If you don’t have any success with a basic search, you might have to do additional research. This doesn’t have to be complicated or expensive. In fact, it’s relatively straightforward. Contact your local department of vital records, as well as any funeral homes or cemeteries that were around at this individual’s time of death.
These places have access to records that might not be publicly available. If you’re a direct family member, it’s usually straightforward to get these records or ask more questions. You never know unless you ask!
4. Look for graves of relatives
Another option if you don’t have success with local contacts is to change your perspective. It was commonplace in the past for people to be buried in family plots. This means if you can find a relative’s grave, you’re likely close to discovering their grave as well.
Consider the name of the spouse, parent, sibling, or child. If these death records are more recent, it might be easier to find the burial plot. Sometimes finding a grave can feel a bit like doing a scavenger hunt. Still, it’s well worth the effort.
5. Locate the grave in the cemetery
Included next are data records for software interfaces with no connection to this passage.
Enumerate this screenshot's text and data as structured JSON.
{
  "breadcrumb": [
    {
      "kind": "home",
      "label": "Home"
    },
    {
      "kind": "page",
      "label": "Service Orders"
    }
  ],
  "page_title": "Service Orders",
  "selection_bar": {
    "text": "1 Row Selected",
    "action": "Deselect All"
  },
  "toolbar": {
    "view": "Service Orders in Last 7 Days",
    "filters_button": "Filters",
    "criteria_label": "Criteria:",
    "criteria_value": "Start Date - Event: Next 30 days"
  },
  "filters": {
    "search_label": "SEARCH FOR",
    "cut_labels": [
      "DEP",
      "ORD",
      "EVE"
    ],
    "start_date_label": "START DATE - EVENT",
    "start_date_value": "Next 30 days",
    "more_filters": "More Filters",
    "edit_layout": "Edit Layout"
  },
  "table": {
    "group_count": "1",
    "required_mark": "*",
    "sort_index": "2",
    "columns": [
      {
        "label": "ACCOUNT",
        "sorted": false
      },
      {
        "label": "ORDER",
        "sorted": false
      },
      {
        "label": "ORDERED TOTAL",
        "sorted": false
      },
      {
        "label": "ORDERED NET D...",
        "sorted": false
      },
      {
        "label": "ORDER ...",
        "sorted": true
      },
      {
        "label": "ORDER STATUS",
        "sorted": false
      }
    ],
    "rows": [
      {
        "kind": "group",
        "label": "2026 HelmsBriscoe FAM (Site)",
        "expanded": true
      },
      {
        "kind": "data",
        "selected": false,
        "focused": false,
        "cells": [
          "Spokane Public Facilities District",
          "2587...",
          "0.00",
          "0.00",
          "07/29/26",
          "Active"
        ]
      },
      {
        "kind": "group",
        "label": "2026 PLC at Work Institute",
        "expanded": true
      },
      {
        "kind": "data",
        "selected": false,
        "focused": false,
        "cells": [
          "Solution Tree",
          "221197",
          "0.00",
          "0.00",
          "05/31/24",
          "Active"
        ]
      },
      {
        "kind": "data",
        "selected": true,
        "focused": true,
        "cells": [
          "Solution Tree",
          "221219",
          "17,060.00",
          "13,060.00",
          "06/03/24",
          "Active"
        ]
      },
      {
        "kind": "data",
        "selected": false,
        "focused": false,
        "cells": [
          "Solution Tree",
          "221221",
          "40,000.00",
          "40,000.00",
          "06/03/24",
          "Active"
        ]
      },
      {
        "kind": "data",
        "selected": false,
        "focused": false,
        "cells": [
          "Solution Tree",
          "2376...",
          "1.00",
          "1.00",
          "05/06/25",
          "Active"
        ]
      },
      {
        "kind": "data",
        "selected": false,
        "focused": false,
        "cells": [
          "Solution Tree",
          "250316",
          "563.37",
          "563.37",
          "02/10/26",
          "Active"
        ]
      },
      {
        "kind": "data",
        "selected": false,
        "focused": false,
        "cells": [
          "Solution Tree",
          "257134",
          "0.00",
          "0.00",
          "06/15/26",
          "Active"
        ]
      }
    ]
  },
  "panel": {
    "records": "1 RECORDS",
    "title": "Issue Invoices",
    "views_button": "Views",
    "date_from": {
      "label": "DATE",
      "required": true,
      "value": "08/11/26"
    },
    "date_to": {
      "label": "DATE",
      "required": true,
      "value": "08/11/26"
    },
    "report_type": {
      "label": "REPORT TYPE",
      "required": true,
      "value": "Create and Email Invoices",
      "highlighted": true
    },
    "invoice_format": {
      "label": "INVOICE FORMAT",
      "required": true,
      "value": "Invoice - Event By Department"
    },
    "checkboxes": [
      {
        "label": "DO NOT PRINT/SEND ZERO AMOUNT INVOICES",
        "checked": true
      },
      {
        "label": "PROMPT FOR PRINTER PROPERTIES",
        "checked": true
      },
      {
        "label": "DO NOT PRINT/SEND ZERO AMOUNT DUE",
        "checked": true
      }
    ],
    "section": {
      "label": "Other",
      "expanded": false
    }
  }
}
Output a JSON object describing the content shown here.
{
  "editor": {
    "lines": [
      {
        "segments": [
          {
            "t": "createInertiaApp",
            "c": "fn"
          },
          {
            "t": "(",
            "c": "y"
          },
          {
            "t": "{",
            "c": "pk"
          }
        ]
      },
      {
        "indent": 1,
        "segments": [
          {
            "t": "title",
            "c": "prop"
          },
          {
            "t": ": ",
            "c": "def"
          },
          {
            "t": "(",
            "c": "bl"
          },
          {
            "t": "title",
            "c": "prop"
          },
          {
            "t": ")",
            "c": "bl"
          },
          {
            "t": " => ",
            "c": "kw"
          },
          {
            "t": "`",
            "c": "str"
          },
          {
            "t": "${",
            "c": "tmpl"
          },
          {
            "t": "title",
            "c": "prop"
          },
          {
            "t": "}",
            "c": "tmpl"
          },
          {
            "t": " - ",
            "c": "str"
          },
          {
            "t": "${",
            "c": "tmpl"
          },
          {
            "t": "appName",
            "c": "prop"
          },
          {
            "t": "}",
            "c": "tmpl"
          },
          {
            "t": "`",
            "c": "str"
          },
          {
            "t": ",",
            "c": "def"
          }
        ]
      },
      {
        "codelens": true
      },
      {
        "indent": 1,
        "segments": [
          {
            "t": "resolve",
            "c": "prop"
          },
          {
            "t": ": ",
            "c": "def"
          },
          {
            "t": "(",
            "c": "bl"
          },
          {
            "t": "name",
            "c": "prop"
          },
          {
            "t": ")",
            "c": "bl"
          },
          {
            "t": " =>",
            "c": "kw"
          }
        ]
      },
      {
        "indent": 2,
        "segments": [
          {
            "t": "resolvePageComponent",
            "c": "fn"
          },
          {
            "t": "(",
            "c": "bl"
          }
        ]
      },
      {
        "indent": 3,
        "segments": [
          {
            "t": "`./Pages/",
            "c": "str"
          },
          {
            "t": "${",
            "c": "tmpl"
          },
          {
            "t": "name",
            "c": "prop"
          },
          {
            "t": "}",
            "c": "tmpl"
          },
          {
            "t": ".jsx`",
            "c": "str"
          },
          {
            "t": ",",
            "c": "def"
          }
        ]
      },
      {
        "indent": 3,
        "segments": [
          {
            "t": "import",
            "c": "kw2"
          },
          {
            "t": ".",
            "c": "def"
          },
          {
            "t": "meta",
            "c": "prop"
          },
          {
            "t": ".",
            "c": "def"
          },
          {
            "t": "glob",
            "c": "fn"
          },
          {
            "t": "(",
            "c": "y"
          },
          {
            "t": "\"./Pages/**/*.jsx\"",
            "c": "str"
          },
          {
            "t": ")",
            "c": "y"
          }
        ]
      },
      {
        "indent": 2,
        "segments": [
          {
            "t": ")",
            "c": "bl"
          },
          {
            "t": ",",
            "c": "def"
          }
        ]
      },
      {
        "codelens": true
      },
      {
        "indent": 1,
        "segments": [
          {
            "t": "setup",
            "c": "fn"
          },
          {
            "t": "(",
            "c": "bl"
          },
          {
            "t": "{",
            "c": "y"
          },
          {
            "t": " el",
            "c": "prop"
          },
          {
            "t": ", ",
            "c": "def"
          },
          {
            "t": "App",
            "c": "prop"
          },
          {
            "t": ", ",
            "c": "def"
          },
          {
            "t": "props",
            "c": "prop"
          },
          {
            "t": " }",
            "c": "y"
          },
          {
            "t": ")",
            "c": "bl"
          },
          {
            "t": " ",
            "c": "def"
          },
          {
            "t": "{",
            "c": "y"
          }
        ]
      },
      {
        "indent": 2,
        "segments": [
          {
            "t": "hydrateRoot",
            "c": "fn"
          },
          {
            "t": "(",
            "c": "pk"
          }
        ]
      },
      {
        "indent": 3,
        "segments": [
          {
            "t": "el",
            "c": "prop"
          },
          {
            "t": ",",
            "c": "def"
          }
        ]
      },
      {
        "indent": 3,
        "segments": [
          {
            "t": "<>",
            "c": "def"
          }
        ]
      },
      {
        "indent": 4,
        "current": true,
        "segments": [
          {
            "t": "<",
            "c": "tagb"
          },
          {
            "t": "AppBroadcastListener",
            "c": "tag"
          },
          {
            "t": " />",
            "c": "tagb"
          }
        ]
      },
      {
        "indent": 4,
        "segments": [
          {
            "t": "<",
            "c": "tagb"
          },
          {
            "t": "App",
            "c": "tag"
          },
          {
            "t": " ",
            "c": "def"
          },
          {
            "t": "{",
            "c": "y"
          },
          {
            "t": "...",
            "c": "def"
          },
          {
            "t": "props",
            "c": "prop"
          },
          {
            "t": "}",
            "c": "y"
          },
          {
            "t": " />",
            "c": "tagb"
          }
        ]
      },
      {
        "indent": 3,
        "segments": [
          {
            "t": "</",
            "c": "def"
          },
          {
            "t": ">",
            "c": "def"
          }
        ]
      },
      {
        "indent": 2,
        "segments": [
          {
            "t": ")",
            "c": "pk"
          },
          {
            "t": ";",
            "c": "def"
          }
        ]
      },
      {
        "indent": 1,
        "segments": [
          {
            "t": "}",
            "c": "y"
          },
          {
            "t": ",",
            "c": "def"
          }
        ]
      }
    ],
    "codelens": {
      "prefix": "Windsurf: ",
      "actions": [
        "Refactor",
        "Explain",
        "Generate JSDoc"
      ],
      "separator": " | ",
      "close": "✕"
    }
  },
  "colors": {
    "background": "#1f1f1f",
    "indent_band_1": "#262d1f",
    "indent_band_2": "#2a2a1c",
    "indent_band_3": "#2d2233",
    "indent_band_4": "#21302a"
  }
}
Once you find the name of the cemetery, it’s time to find the location. Most cemeteries are large, and they can be confusing to navigate. Understanding how to find a grave in a cemetery, however, isn’t complicated. Most are arranged on a grid system, and the plot number is typically engraved on the headstone.
If the cemetery is still active, you can usually find a map with plot locations online. Otherwise, you can visit in person and ask for directions. During visiting hours, ground crew members are there to offer assistance.
6. Plan your visit
When you’re ready to visit the grave, start planning your trip. This can be the most exciting part of the process, and all of your hard work paid off. If you’re wondering what to leave at a grave, you have a lot of options.
Many choose to leave flowers, wreaths, flags, photos, or candles. Another alternative is to take a few moments to clean the grave with an appropriate, safe cleaner. However, always check the cemetery rules and requirements when planning what to bring. Always practice proper cemetery etiquette during your stay to pay your respects.
7. Record your findings
Lastly, make sure you record what you find. Taking the time to contribute to the growing world of ancestry and genealogy research makes all the difference. You can photograph the grave, update your family records, and share what you’ve found. Not only does this make it easier for others to find their own family member’s graves, but it also becomes part of your own story.
Find a Grave Location in Michigan
Ultimately, the Great Lake State is a vast place full of a large range of cemeteries dating back hundreds of years. Whether you’re new to genealogy or you’re hoping to delve deeper into your family’s story, this is an important way to practice remembrance.
Are you looking for a grave in Michigan? Let the guide above lead the way. This is an exciting journey back through time, and it proves the power of compassion even after death.